Interpreting the ResultsOnce the inputs are correctly entered, the Frequency Calculator gives the values in binary (BIN) and in hexadecimal (HEX), which must be programmed into the device.
However, issues can arise when the user inputs an incorrect value. Some cases are presented below:
- If the user enters an incorrect frequency, the programmed values will not be correct. The CALCULATIONS section will also show "False" values in all the sections.
- The phase settings may not be high enough to enable that particular frequency. (As recommended, the phase value should be higher for a very low frequency, typically less than 120kHz.) In this case, again, all the solutions in the CALCULATIONS section will show a "False" value. The user will have to increase the phase settings value.
- The solutions section might not be programmed correctly. If the calculator shows that Solution 1 is valid and others are not, then the user must input ‘1 in the Select Solution cell. If other solutions are selected, incorrect values will appear in the "Values to be programmed" cells.
ConclusionThe Frequency Calculator lets the user easily obtain the correct values to be programmed into the DS1094L for a desired frequency.
Depending on the volume, devices can also be custom programmed at our factory to customer-defined frequencies. These requests should be sent to: .

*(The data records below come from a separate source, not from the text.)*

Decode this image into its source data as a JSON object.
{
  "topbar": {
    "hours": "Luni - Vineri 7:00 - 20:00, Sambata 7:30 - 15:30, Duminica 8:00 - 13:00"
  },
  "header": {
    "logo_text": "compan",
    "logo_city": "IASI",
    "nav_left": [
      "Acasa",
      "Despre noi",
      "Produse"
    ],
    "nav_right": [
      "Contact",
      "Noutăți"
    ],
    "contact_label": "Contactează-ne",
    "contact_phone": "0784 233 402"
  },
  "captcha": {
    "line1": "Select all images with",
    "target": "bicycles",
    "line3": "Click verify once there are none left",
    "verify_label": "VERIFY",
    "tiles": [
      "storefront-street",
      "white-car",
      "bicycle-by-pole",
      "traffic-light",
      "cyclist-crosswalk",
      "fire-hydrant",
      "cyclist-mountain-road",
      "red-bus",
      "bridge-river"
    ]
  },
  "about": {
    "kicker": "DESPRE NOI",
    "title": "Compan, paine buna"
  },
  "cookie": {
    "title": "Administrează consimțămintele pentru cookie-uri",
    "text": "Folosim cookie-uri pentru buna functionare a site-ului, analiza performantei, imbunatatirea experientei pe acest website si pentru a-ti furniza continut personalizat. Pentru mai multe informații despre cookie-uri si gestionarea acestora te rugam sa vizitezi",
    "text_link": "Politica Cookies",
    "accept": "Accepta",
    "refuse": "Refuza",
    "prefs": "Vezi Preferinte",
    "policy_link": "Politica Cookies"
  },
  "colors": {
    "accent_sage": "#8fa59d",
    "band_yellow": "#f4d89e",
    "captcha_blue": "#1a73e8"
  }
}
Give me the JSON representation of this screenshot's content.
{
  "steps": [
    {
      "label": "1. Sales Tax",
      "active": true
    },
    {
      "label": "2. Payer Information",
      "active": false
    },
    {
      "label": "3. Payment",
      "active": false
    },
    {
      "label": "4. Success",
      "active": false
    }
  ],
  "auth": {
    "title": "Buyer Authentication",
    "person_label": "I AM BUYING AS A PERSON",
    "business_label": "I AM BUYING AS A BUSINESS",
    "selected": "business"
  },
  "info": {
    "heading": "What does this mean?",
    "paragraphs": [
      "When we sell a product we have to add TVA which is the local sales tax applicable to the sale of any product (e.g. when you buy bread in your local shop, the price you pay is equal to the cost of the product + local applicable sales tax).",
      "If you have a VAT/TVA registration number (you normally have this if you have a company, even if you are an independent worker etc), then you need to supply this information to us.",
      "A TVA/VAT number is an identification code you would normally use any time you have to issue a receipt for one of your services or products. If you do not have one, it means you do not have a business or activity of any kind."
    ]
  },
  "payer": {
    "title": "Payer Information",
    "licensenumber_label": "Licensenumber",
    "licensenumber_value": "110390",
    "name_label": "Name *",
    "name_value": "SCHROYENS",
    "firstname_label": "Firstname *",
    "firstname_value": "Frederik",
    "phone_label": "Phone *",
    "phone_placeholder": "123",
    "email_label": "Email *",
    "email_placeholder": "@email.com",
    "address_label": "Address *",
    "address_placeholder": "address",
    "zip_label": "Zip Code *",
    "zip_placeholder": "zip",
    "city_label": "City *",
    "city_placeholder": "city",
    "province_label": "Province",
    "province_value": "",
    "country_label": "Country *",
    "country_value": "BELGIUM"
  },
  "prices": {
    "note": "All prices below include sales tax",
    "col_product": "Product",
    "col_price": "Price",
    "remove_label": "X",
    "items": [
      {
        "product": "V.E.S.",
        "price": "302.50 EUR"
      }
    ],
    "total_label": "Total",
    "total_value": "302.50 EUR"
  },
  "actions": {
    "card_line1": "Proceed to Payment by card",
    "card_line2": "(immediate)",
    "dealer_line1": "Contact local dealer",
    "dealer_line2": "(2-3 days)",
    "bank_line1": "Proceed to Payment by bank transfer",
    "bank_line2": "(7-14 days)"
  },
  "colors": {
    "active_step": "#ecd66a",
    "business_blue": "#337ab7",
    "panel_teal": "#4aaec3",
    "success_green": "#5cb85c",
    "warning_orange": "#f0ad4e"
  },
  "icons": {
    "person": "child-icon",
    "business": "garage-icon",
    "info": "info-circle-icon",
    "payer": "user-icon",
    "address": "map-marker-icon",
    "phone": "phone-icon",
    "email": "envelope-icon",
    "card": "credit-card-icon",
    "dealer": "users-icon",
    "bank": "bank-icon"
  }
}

Questions, comments, and suggestions concerning this application note can be sent to: .